In November 2010 the Institute of Development Studies at Sussex University in England released a comprehensive study on the effects of Zimbabwean land reform. The study suggested that the consequences were mixed but that previous claims that the reform was a failure, that its primary recipients were political "cronies" or that it caused rural collapse were unfounded. One of the study's authors, Professor Ian Scoones, stated: "What comes through from our research is the complexity, the differences in experience, almost farm by farm; there is no single, simple story of the Zimbabwe land reform as sometimes assumed by press reports, political commentators, or indeed much academic study"
Indigenization & Black Economic Empowerment
Mugabe's Pan Africanism and Race First philosophy has resulted in a number of people accusing Mugabe of having a racist attitude towards white people. But in fact, Mugabe is a man that has an understanding of history, including a history of the Afrikan Diaspora, so his actions are not in a vacuum. Mugabe points to neocolonialist attitudes and policies as being a major encumbrance to the development of Zimbabwe and the Afrikan continent in general. He has established Zimbabwean policies that try to right the wrongs of imperialism and the economic disadvantages that it has established in his country. When the UK condemned Mugabe's authoritarian policies and alleged racist attitudes as being comparable to those of German Nazi dictator Adolf Hitler. Mugabe responded: "I am still the Hitler of the time, [...] This Hitler has only one objective, justice for his own people, sovereignty for his people, recognition of the independence of his people, and their right to their resources. If that is Hitler, then let me be a Hitler tenfold. Ten times, that is what we stand for. On 9 March 2008, Zimbabwe's President, Robert Mugabe signed the Indigenization and Economic Empowerment Bill into law. The bill was passed through parliament in September 2007 by President Mugabe's party, Zimbabwe African National Union – Patriotic Front (ZANU-PF), in spite of resistance by the opposition party, Movement for Democratic Change (MDC). Mugabe said his drive to give black Zimbabweans greater control of the southern African economy will continue "unabated" following his "resounding" endorsement in the 31 July elections. "The indigenization and empowerment drive will continue unabated in order to ensure that indigenous Zimbabweans enjoy a larger share of the country's resources." Mr Mugabe says giving black Zimbabweans control of the business sector is the next step and said the election result had given him a "resounding mandate" to do so. "We will do everything in our power to ensure our objective of total indigenisation, empowerment, development and employment is realised," he told a public rally to mark the annual Defence Forces Day. He said the policy was the "final phase of the liberation struggle" and "final phase of total independence". And quiet as it is kept, within the last 18 months Zimbabwe's economy is coming around.

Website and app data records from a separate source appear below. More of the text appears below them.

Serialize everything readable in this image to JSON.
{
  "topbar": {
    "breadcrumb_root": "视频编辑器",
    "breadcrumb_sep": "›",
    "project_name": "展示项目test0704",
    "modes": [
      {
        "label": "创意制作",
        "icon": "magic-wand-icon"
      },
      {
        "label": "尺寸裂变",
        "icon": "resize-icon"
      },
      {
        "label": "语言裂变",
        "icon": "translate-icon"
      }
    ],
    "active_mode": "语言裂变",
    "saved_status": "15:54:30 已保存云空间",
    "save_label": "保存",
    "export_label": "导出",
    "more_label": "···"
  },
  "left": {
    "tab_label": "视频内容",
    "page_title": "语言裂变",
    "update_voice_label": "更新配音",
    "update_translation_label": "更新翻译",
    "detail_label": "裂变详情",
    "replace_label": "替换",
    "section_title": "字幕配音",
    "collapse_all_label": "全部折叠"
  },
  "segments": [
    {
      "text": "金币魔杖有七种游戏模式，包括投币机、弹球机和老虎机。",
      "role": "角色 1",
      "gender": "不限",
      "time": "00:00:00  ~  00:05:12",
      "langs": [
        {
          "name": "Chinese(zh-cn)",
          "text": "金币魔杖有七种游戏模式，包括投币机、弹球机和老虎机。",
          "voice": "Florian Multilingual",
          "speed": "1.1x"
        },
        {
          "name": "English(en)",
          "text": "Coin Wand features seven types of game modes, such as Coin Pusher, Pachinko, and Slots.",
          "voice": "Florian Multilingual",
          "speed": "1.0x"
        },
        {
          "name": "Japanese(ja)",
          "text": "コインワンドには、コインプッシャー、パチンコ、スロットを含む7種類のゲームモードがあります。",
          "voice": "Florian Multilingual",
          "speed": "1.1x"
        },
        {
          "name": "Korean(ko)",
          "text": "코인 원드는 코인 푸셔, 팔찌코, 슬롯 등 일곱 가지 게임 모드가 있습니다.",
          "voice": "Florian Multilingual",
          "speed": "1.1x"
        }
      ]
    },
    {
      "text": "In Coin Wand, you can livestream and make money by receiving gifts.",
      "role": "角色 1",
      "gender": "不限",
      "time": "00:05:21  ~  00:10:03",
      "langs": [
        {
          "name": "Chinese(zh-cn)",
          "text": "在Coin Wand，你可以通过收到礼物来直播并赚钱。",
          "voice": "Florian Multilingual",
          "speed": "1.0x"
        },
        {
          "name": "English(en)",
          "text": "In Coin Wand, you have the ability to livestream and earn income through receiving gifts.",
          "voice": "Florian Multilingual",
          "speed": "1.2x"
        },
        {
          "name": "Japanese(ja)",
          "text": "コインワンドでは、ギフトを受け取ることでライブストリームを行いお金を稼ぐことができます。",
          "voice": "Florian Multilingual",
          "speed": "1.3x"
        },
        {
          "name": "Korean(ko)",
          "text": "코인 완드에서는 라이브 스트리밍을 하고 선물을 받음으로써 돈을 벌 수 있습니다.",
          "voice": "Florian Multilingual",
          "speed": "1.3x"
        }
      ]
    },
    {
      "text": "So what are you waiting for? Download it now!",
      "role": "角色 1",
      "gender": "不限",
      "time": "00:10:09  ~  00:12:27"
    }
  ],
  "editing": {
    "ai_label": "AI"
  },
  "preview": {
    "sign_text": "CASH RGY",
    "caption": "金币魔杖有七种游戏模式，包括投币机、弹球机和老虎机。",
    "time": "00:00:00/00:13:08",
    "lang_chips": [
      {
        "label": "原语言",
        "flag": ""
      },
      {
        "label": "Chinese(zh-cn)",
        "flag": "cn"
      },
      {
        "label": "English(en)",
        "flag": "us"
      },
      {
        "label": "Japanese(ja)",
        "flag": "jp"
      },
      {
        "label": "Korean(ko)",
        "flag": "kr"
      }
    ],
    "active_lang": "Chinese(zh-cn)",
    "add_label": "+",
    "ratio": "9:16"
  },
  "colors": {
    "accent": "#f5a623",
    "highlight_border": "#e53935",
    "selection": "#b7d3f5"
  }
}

And now Mugabe is head of the African Union. Let's keep our eyes on the policies of this champion of Pan Afrikanism and Afrikan Empowerment!!! He cannot expect too much in his year as head but let's keep an eye out for the direction he points the AU in. Clearly Mugabe has not been a perfect leader but let us be mindful of his mission. (I have my own criticisms of him.) And also be suspect of Western reporting, i.e., PROPAGANDA.cutting foreign aid to Zimbabwe